Page and application data records:

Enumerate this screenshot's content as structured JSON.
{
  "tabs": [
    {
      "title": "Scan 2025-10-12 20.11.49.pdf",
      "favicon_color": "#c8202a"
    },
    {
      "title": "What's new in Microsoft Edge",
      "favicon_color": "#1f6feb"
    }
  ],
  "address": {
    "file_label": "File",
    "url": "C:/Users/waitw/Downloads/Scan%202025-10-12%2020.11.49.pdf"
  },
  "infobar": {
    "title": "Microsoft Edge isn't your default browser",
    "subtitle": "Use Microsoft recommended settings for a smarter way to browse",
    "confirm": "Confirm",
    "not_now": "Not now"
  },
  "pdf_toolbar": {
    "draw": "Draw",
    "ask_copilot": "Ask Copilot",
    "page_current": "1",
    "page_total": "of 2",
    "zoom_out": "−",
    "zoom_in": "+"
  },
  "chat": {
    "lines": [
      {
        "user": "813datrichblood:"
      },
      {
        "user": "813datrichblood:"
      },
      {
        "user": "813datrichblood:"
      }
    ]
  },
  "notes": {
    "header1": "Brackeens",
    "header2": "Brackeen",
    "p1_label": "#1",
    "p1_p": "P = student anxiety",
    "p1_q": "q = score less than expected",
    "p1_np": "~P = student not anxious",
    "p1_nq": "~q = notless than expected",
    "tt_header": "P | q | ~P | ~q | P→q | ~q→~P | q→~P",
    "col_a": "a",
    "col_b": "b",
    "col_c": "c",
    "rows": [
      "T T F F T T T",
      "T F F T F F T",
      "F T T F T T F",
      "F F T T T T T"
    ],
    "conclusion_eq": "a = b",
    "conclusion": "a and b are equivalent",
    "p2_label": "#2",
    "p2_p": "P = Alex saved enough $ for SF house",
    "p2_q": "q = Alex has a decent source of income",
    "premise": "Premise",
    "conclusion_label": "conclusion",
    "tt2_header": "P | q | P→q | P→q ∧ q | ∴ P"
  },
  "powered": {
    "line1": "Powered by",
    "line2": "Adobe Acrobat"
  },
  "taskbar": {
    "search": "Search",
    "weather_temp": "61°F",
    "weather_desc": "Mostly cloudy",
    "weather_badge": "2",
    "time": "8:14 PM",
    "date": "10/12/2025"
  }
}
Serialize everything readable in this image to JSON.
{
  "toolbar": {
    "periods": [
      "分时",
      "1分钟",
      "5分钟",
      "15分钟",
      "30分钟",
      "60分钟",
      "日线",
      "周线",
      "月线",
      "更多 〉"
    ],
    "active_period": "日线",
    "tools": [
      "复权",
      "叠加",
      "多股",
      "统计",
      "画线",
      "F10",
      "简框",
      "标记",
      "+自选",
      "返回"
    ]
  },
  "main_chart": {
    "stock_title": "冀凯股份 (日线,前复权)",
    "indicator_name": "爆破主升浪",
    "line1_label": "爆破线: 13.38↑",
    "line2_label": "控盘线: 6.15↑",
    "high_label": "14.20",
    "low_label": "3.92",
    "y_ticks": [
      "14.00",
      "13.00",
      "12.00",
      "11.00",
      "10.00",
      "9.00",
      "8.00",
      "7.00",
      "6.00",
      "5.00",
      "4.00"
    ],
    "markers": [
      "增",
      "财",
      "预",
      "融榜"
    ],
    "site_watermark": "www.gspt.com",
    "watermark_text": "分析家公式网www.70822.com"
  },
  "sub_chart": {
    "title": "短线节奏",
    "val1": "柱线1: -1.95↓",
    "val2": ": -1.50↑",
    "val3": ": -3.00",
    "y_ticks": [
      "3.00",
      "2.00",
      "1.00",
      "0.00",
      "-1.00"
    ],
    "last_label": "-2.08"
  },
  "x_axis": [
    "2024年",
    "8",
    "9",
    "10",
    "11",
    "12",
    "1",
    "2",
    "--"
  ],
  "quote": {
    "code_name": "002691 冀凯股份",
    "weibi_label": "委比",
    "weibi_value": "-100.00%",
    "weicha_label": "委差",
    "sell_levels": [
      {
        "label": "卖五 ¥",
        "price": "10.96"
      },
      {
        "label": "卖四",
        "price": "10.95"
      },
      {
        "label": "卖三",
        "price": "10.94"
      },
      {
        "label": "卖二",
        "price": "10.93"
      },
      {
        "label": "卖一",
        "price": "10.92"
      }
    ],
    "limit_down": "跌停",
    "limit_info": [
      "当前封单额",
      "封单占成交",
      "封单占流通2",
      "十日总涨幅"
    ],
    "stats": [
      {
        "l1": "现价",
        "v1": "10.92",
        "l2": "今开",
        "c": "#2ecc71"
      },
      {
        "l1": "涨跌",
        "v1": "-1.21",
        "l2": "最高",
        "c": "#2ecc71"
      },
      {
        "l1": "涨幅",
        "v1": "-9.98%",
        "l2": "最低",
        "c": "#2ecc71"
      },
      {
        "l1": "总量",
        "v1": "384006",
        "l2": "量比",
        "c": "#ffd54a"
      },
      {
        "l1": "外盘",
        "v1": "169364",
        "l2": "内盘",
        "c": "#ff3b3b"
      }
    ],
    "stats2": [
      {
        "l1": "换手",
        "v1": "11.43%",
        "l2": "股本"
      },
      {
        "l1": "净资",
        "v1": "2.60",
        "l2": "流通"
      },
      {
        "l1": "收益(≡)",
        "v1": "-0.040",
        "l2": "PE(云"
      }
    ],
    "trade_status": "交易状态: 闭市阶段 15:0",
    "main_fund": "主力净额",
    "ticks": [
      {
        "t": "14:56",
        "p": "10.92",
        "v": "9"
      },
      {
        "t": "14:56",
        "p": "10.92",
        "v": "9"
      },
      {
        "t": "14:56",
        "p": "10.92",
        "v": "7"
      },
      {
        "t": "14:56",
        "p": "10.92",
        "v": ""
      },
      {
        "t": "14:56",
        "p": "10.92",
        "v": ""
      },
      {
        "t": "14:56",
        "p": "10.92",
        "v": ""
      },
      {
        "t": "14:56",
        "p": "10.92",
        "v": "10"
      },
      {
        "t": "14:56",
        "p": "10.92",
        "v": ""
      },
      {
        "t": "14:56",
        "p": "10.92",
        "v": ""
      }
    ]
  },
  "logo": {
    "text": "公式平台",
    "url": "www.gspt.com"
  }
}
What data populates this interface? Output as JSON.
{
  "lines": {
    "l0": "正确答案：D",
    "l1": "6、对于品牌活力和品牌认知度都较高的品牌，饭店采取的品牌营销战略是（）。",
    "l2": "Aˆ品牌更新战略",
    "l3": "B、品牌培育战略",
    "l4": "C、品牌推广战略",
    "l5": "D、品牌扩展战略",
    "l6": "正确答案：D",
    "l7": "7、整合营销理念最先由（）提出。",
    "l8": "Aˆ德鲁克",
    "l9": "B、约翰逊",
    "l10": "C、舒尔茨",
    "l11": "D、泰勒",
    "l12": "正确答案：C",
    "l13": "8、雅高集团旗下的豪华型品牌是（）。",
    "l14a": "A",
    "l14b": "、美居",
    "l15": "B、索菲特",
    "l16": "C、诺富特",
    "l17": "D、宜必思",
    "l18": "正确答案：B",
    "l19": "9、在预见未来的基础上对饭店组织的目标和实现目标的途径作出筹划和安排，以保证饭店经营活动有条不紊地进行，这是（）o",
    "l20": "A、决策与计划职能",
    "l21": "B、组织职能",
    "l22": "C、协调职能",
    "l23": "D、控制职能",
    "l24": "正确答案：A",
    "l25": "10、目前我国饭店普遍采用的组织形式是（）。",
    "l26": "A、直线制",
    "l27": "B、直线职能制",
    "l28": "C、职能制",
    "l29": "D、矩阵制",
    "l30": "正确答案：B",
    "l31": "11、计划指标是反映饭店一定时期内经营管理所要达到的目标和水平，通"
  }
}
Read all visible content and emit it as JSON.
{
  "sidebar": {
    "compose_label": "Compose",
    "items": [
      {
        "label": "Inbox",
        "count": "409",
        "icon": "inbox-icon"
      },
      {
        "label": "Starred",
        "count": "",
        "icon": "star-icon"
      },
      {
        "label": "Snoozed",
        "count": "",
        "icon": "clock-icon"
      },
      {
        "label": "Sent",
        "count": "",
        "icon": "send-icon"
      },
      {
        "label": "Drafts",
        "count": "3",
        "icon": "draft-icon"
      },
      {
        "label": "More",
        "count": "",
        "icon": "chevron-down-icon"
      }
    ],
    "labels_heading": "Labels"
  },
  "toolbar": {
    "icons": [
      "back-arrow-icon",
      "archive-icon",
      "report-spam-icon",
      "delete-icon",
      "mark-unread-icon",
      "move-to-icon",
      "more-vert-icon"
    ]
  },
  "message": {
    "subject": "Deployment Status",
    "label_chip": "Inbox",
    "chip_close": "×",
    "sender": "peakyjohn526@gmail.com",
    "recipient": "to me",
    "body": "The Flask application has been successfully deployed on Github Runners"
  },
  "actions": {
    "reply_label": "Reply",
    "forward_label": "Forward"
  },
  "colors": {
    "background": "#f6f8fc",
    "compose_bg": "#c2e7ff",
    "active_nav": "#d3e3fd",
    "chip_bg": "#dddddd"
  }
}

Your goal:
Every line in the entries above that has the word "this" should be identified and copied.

Response:
Enumerate this screenshot's content as structured JSON.
Serialize everything readable in this image to JSON.
What data populates this interface? Output as JSON.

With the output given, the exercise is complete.